Work to complete: Each line that contains the string "name" counts once; report how many such lines appear in the data, as a number only.

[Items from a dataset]
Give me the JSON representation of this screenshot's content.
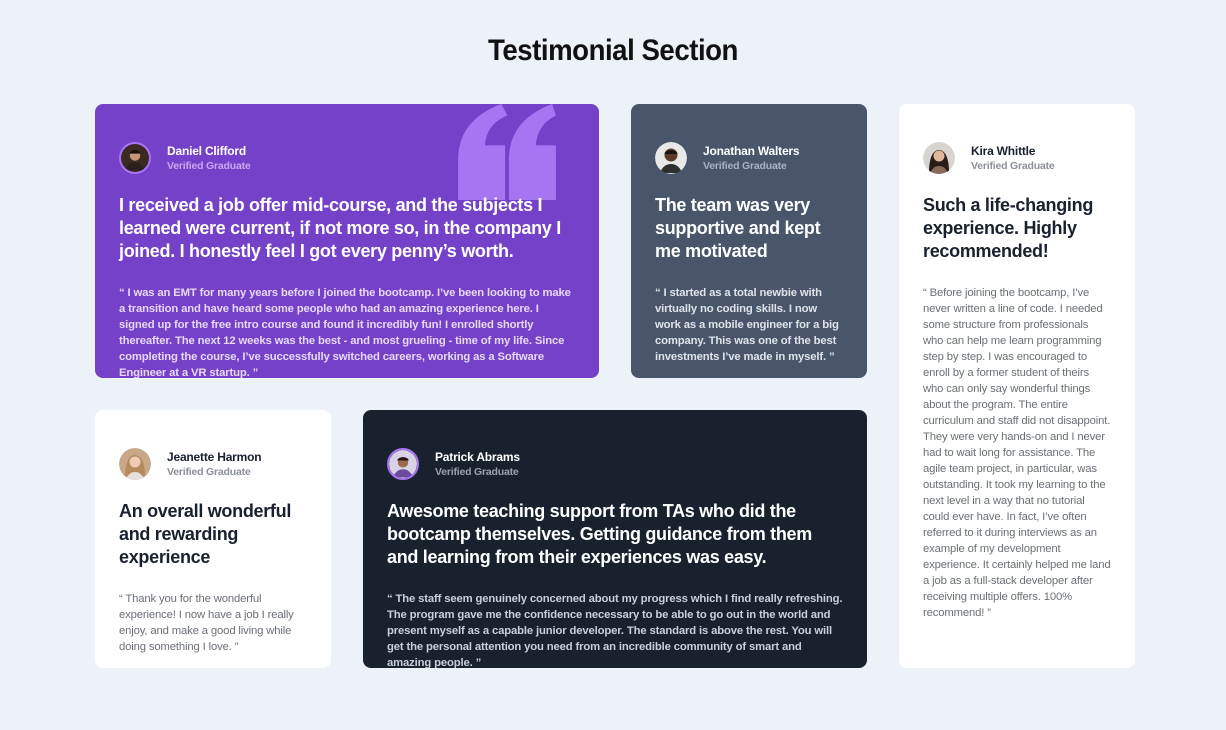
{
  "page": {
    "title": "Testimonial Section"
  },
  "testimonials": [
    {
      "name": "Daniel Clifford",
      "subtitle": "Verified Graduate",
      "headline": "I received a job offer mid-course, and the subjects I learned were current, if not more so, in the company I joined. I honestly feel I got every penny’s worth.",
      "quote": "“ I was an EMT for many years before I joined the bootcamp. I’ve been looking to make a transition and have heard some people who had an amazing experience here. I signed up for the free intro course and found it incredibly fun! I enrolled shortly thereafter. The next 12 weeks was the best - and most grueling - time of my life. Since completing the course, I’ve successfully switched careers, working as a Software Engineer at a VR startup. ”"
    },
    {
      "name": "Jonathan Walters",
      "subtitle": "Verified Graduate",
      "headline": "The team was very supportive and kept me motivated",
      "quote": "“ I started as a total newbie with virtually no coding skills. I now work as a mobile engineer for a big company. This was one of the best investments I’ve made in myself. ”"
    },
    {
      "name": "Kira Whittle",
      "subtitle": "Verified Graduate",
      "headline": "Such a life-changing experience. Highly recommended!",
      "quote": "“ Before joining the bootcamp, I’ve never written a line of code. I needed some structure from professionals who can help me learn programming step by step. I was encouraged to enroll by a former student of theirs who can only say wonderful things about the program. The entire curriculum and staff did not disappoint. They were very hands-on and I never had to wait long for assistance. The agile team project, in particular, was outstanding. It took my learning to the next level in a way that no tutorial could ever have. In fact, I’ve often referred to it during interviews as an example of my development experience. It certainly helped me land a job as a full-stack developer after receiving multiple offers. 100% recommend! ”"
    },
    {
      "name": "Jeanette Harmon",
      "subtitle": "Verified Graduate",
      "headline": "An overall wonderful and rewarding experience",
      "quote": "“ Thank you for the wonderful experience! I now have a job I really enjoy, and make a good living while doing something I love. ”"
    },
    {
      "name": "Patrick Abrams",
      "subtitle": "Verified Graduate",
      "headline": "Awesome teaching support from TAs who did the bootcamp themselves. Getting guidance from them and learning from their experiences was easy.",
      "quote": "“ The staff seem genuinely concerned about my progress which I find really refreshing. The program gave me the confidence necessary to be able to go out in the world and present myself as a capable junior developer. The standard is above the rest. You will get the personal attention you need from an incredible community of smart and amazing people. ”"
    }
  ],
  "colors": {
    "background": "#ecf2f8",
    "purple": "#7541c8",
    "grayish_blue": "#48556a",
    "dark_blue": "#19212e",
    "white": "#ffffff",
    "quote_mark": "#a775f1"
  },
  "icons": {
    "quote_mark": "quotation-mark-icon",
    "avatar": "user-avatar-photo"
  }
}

Exercise answer: 5